===== Data =====

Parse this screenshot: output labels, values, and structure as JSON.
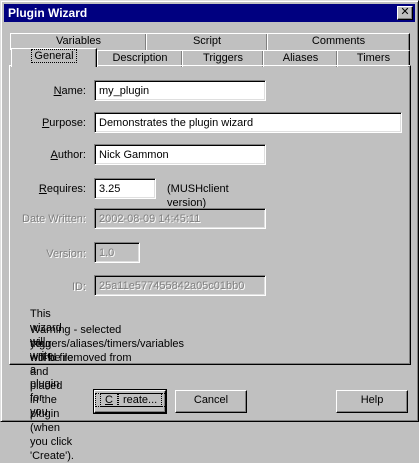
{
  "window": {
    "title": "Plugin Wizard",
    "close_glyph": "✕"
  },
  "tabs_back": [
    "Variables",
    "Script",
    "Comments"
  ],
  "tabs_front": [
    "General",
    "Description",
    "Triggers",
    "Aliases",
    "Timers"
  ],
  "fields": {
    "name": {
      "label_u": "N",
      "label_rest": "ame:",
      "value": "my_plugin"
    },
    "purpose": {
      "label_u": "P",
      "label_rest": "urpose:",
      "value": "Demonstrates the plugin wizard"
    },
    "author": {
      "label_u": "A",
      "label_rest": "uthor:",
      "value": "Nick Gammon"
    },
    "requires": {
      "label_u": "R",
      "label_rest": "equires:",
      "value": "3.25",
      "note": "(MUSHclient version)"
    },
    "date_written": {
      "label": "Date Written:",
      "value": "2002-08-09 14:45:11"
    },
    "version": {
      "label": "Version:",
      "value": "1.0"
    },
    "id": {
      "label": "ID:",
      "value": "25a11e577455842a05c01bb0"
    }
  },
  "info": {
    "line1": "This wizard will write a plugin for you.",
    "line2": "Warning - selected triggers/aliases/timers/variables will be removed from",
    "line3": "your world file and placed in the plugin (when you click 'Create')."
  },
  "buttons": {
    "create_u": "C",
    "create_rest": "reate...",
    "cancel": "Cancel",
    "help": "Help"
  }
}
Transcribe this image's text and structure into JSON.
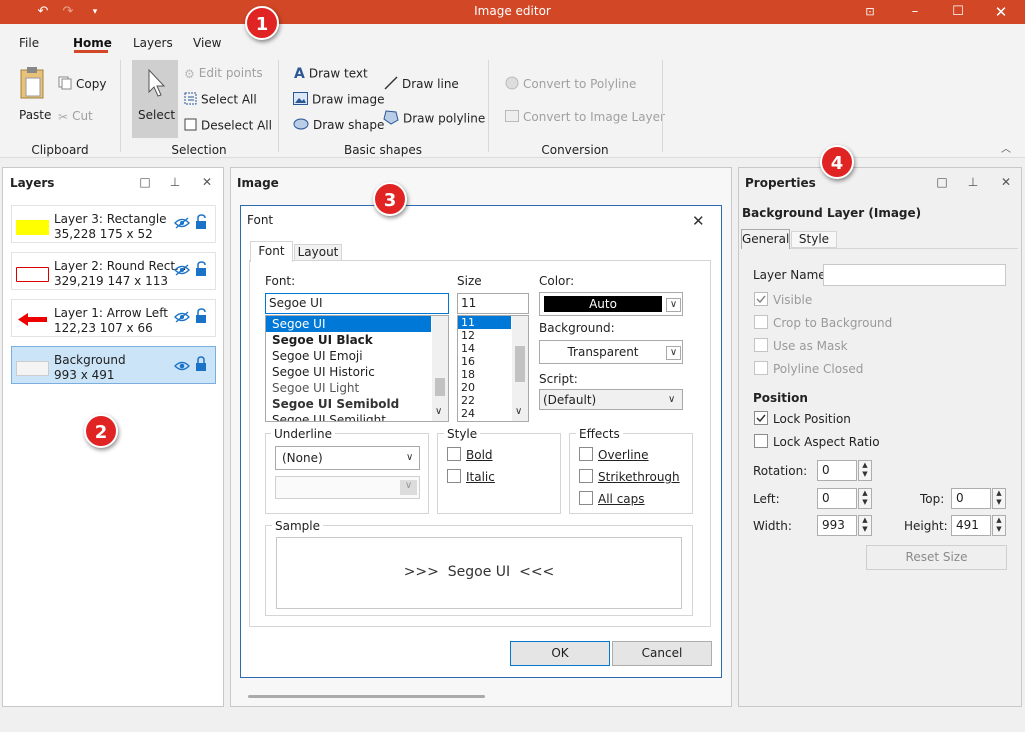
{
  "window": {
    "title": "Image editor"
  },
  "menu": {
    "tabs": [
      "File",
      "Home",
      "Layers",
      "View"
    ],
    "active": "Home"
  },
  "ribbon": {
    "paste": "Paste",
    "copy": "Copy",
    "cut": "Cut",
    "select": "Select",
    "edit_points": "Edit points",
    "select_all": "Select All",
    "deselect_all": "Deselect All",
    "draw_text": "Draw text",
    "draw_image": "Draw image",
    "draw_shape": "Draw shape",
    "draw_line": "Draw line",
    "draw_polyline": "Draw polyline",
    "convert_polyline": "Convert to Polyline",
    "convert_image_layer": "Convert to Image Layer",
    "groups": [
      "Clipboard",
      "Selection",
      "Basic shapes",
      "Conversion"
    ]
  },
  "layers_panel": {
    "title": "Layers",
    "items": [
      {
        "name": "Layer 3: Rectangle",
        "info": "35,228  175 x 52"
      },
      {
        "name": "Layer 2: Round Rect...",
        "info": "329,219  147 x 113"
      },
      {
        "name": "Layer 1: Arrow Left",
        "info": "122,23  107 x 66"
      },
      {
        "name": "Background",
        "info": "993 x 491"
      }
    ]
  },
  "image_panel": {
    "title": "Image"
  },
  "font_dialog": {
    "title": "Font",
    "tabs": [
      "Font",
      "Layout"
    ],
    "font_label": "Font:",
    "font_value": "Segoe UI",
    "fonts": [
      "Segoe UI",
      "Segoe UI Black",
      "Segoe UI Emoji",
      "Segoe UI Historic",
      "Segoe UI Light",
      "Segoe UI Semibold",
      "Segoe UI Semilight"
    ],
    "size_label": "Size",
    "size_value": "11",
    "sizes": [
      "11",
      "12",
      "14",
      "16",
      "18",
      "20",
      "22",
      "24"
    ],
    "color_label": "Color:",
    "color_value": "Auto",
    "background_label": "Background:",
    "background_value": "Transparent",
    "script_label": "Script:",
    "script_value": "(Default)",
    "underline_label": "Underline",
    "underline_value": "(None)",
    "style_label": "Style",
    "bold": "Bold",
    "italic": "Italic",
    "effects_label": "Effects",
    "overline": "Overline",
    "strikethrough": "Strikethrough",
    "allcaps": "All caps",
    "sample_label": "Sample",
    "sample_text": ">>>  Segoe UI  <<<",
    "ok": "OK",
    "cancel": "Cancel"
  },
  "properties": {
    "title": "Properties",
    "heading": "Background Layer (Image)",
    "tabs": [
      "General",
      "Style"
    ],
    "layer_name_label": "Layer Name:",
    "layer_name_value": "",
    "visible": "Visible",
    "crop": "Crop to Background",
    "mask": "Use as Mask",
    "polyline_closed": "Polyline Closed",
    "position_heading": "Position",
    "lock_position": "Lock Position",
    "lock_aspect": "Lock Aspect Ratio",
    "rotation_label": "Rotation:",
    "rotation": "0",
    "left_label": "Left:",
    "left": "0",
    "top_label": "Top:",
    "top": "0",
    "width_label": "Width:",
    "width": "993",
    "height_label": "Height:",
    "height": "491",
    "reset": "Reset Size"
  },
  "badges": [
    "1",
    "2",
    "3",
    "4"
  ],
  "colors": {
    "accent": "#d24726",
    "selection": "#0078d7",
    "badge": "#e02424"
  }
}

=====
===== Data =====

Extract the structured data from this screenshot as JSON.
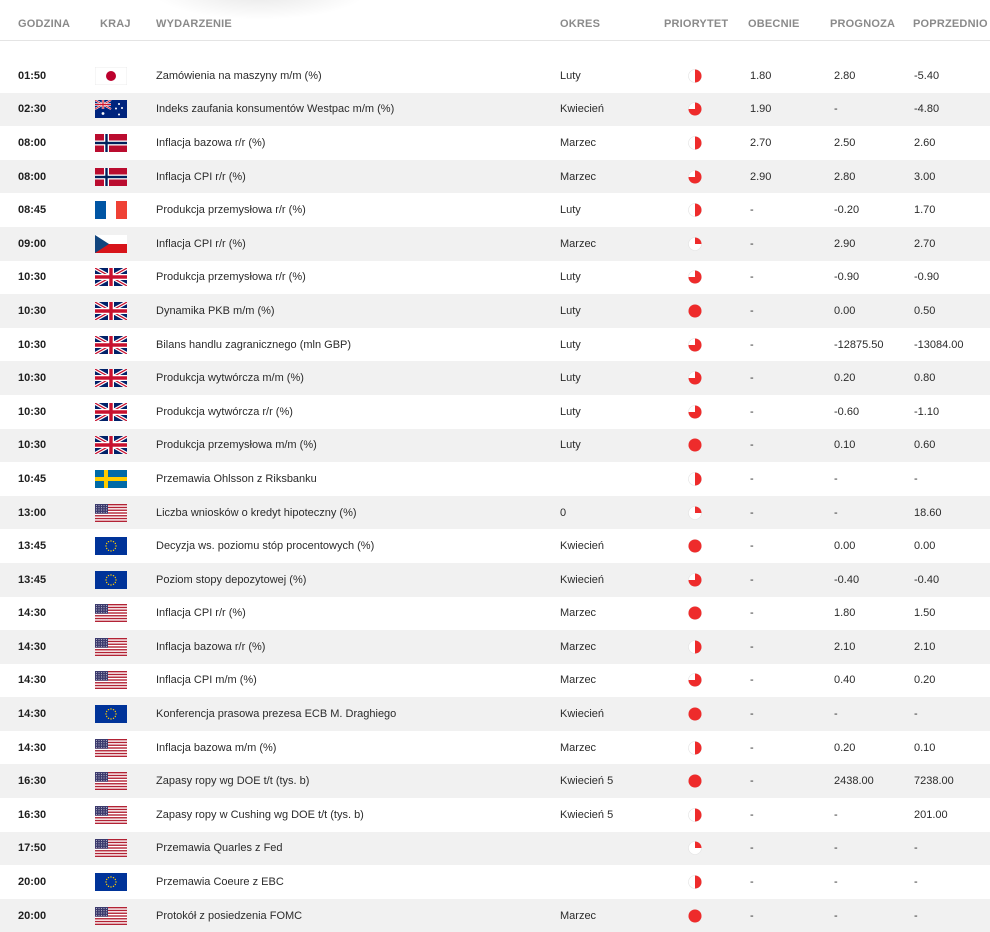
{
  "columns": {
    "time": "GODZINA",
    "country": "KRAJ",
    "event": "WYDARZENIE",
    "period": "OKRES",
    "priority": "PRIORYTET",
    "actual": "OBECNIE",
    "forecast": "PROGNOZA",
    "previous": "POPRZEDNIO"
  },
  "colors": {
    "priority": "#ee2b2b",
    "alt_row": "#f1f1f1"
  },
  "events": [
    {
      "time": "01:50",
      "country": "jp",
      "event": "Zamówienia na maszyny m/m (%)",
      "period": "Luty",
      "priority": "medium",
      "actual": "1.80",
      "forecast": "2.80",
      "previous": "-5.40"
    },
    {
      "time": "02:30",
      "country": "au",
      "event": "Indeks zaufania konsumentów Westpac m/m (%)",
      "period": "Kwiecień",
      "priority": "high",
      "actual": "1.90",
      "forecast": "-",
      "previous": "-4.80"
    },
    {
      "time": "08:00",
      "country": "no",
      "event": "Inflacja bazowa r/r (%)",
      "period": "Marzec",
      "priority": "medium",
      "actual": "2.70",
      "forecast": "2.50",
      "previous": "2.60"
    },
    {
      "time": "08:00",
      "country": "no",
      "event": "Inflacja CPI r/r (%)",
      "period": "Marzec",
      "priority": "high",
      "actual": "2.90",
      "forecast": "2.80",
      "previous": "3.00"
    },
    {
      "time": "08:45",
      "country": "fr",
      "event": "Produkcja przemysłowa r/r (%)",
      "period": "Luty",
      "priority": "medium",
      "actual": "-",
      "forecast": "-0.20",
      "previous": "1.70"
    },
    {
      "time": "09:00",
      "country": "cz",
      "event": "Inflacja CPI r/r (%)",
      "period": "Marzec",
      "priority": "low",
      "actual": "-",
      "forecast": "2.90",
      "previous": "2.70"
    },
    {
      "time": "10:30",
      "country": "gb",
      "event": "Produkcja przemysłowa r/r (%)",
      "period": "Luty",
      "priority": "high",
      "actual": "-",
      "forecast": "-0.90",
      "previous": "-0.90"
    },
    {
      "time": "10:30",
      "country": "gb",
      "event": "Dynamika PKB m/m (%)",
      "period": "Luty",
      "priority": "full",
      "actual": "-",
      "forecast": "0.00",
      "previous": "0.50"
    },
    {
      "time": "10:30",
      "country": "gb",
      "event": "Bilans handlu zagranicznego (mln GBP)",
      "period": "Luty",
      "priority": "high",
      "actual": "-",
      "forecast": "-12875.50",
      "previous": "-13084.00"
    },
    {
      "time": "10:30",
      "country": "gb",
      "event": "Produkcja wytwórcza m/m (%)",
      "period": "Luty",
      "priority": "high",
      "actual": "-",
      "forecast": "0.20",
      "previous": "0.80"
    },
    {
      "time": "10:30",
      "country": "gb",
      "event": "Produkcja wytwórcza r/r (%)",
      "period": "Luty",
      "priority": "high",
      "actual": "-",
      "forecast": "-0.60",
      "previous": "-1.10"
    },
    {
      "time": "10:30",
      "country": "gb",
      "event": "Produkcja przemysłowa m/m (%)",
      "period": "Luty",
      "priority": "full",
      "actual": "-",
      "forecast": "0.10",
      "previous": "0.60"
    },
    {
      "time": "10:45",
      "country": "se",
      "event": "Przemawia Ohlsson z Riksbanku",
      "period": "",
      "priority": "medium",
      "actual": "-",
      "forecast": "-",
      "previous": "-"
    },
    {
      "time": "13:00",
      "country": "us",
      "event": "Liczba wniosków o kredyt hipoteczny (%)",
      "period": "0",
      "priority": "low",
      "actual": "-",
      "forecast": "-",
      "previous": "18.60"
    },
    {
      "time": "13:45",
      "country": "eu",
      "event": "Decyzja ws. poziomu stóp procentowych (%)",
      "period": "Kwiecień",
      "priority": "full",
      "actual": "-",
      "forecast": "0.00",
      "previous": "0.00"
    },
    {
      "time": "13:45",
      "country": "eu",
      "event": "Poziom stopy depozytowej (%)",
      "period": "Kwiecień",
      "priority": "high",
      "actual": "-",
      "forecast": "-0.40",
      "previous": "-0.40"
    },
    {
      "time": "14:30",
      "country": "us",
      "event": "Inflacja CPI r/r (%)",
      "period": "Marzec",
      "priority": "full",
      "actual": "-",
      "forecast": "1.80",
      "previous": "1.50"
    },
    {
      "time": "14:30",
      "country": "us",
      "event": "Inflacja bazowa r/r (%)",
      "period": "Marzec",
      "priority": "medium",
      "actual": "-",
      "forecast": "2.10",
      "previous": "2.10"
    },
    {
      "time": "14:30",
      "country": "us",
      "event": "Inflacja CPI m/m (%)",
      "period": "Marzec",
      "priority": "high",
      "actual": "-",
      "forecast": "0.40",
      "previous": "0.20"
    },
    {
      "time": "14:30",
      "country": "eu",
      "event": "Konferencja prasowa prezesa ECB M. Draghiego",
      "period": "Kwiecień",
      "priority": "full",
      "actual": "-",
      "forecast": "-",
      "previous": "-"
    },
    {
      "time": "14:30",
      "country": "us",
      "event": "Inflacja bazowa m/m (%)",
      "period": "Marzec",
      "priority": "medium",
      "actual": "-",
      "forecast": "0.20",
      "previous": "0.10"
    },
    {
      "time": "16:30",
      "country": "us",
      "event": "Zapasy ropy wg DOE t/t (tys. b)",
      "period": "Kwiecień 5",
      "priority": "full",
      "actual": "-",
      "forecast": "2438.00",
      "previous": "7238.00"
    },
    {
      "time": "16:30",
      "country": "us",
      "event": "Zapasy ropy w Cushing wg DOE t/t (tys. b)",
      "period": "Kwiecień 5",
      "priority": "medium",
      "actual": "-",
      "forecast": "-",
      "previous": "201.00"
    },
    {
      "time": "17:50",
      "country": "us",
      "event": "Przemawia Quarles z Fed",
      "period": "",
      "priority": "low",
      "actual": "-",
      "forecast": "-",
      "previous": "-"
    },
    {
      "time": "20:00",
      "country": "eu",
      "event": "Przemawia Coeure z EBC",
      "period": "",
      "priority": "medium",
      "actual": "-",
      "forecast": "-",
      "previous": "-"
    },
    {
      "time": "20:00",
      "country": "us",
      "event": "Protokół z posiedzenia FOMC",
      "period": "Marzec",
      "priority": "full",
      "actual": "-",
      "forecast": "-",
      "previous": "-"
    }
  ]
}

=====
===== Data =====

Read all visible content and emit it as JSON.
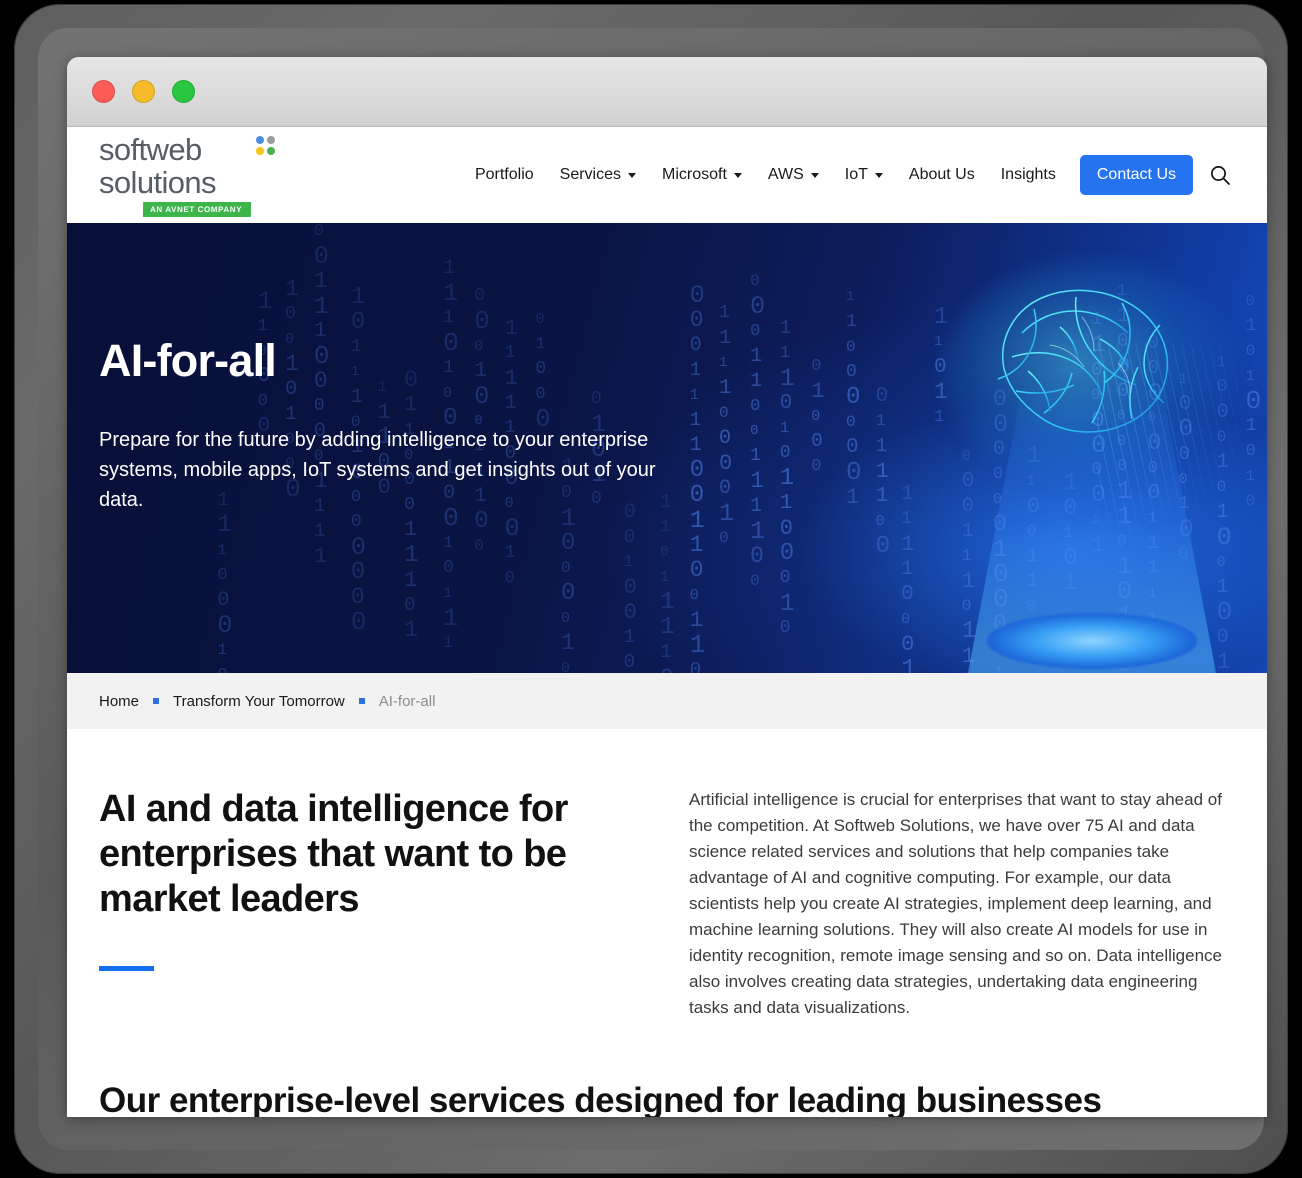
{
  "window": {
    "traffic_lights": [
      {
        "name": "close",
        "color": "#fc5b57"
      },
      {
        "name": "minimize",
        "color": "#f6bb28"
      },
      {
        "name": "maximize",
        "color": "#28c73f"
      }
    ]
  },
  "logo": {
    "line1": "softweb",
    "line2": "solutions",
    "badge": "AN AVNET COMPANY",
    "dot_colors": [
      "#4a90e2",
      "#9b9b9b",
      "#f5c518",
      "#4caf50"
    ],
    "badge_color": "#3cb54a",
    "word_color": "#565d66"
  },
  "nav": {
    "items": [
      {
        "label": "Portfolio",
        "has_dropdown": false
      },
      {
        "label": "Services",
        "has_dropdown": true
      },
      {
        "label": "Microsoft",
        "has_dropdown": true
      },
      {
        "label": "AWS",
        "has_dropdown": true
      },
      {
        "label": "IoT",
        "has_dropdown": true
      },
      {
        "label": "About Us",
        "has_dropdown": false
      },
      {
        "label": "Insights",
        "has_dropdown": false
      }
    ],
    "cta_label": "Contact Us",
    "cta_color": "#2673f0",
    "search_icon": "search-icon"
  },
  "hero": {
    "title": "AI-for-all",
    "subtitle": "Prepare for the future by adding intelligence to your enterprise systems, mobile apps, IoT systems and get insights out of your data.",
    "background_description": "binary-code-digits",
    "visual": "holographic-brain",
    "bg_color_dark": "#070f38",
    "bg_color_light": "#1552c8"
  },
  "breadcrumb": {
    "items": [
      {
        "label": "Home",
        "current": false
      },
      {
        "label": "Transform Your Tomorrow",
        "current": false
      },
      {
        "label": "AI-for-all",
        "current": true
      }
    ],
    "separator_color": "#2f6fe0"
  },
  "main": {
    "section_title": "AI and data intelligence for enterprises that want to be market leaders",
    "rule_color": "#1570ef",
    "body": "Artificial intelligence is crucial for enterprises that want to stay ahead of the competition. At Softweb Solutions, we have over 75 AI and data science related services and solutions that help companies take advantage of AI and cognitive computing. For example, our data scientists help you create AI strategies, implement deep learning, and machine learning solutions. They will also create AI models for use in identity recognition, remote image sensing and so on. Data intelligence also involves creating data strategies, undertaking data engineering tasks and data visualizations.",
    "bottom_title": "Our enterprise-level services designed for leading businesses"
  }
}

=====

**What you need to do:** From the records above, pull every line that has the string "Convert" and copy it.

**Your response:**
    "convert_polyline": "Convert to Polyline",
    "convert_image_layer": "Convert to Image Layer",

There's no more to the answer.